Data to process ▸
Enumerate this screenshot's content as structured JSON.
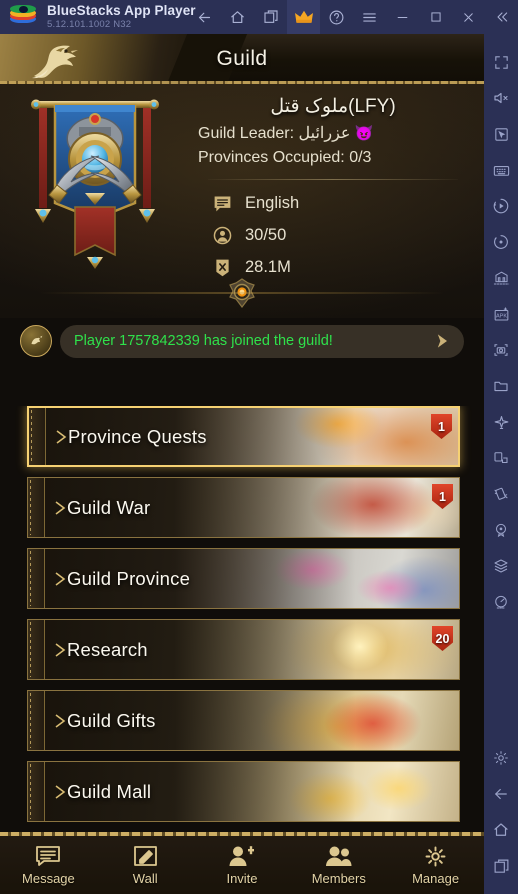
{
  "bluestacks": {
    "app_title": "BlueStacks App Player",
    "version": "5.12.101.1002  N32",
    "logo_icon": "bluestacks-logo",
    "window_buttons": [
      {
        "name": "back-button",
        "icon": "arrow-left-icon",
        "active": false
      },
      {
        "name": "home-button",
        "icon": "home-icon",
        "active": false
      },
      {
        "name": "multi-window-button",
        "icon": "windows-icon",
        "active": false
      },
      {
        "name": "premium-button",
        "icon": "crown-icon",
        "active": true
      },
      {
        "name": "help-button",
        "icon": "question-circle-icon",
        "active": false
      },
      {
        "name": "menu-button",
        "icon": "hamburger-icon",
        "active": false
      },
      {
        "name": "minimize-button",
        "icon": "minimize-icon",
        "active": false
      },
      {
        "name": "maximize-button",
        "icon": "maximize-icon",
        "active": false
      },
      {
        "name": "close-button",
        "icon": "close-icon",
        "active": false
      },
      {
        "name": "collapse-sidebar-button",
        "icon": "chevrons-left-icon",
        "active": false
      }
    ],
    "sidebar_icons": [
      "fullscreen-icon",
      "mute-icon",
      "pointer-icon",
      "keyboard-controls-icon",
      "macro-recorder-icon",
      "rotate-icon",
      "multi-instance-icon",
      "install-apk-icon",
      "screenshot-icon",
      "media-manager-icon",
      "eco-mode-icon",
      "screen-resize-icon",
      "shake-icon",
      "location-icon",
      "layers-icon",
      "performance-icon"
    ],
    "sidebar_bottom_icons": [
      "settings-gear-icon",
      "android-back-icon",
      "android-home-icon",
      "android-recents-icon"
    ]
  },
  "game": {
    "header": {
      "title": "Guild",
      "crest_icon": "eagle-crest-icon"
    },
    "guild": {
      "banner_icon": "guild-banner-emblem",
      "name": "ملوک قتل(LFY)",
      "leader_label": "Guild Leader:",
      "leader_name": "عزرائيل",
      "leader_emoji": "😈",
      "provinces_label": "Provinces Occupied:",
      "provinces_value": "0/3",
      "stats": [
        {
          "icon": "language-icon",
          "value": "English"
        },
        {
          "icon": "members-icon",
          "value": "30/50"
        },
        {
          "icon": "power-shield-icon",
          "value": "28.1M"
        }
      ],
      "divider_icon": "guild-ornament-icon"
    },
    "announcement": {
      "avatar_icon": "guild-notice-avatar-icon",
      "text": "Player 1757842339 has joined the guild!",
      "send_icon": "send-arrow-icon",
      "text_color": "#2fe14b"
    },
    "menu_rows": [
      {
        "label": "Province Quests",
        "badge": "1",
        "selected": true,
        "art": "art-pq"
      },
      {
        "label": "Guild War",
        "badge": "1",
        "selected": false,
        "art": "art-gw"
      },
      {
        "label": "Guild Province",
        "badge": "",
        "selected": false,
        "art": "art-gp"
      },
      {
        "label": "Research",
        "badge": "20",
        "selected": false,
        "art": "art-rs"
      },
      {
        "label": "Guild Gifts",
        "badge": "",
        "selected": false,
        "art": "art-gg"
      },
      {
        "label": "Guild Mall",
        "badge": "",
        "selected": false,
        "art": "art-gm"
      },
      {
        "label": "",
        "badge": "",
        "selected": false,
        "art": "art-nx"
      }
    ],
    "bottom_tabs": [
      {
        "label": "Message",
        "icon": "message-icon"
      },
      {
        "label": "Wall",
        "icon": "wall-edit-icon"
      },
      {
        "label": "Invite",
        "icon": "invite-user-icon"
      },
      {
        "label": "Members",
        "icon": "members-group-icon"
      },
      {
        "label": "Manage",
        "icon": "manage-gear-icon"
      }
    ]
  },
  "colors": {
    "chrome_bg": "#2b3055",
    "gold": "#c8a75c",
    "badge_red": "#c9301a",
    "announce_green": "#2fe14b"
  }
}
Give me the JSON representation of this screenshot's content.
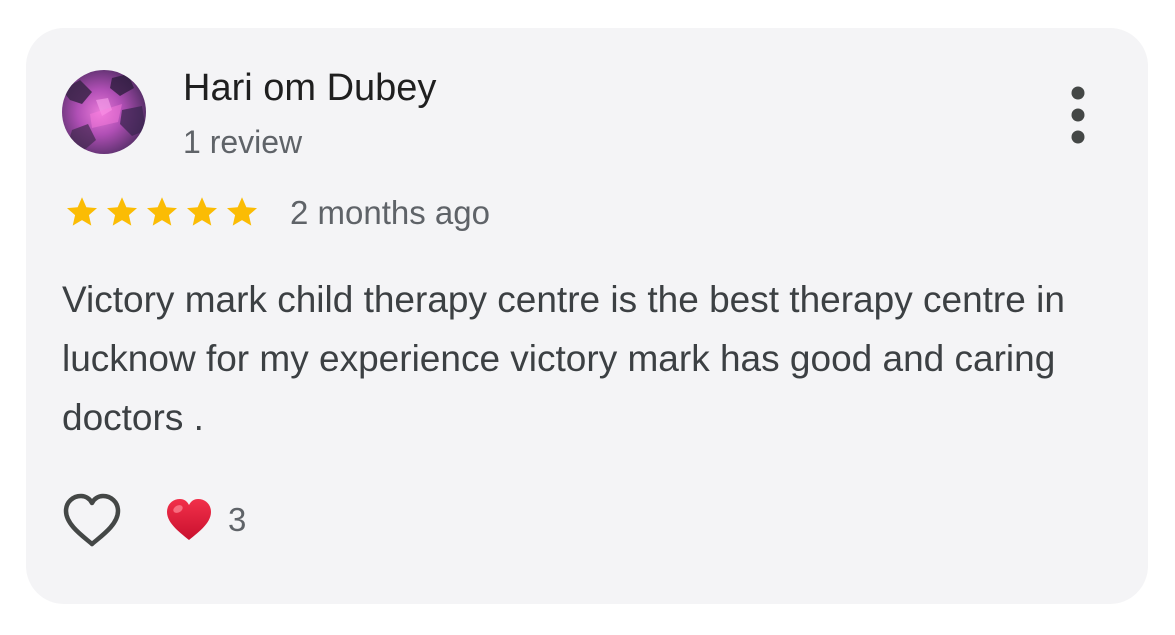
{
  "review": {
    "author_name": "Hari om Dubey",
    "review_count": "1 review",
    "rating": 5,
    "rating_max": 5,
    "date": "2 months ago",
    "text": "Victory mark child therapy centre is the best therapy centre in lucknow for my experience victory mark has good and caring doctors .",
    "reaction_count": "3"
  },
  "icons": {
    "avatar": "avatar-image",
    "more": "more-vert-icon",
    "star": "star-icon",
    "like": "heart-outline-icon",
    "reaction": "red-heart-icon"
  },
  "colors": {
    "card_background": "#f4f4f6",
    "star": "#fbbc04",
    "heart_reaction": "#e3223a",
    "primary_text": "#1f1f1f",
    "secondary_text": "#5f6368"
  }
}
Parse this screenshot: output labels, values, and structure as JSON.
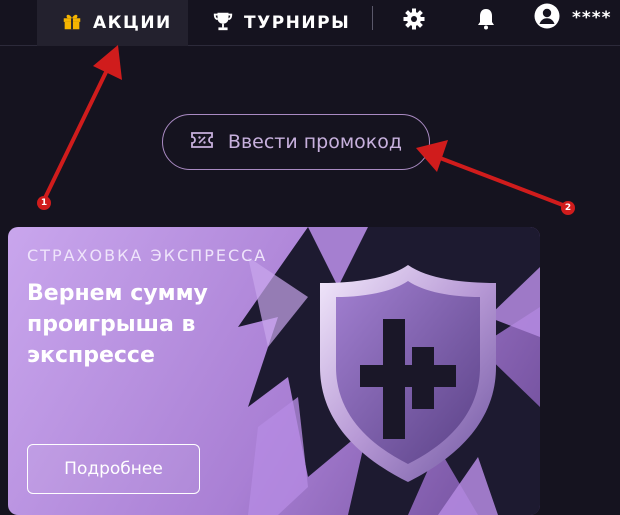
{
  "nav": {
    "promotions_label": "АКЦИИ",
    "tournaments_label": "ТУРНИРЫ",
    "username": "****"
  },
  "promo_button": {
    "label": "Ввести промокод"
  },
  "banner": {
    "eyebrow": "СТРАХОВКА ЭКСПРЕССА",
    "title": "Вернем сумму проигрыша в экспрессе",
    "button_label": "Подробнее"
  },
  "annotations": {
    "marker_1": "1",
    "marker_2": "2",
    "color": "#d01c1c"
  },
  "colors": {
    "background": "#15131f",
    "accent_gold": "#f5b400",
    "banner_purple": "#b58be2"
  }
}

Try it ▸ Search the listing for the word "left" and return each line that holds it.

Task output ▸
        "icon": "arrow-left-icon",
        "icon": "chevrons-left-icon",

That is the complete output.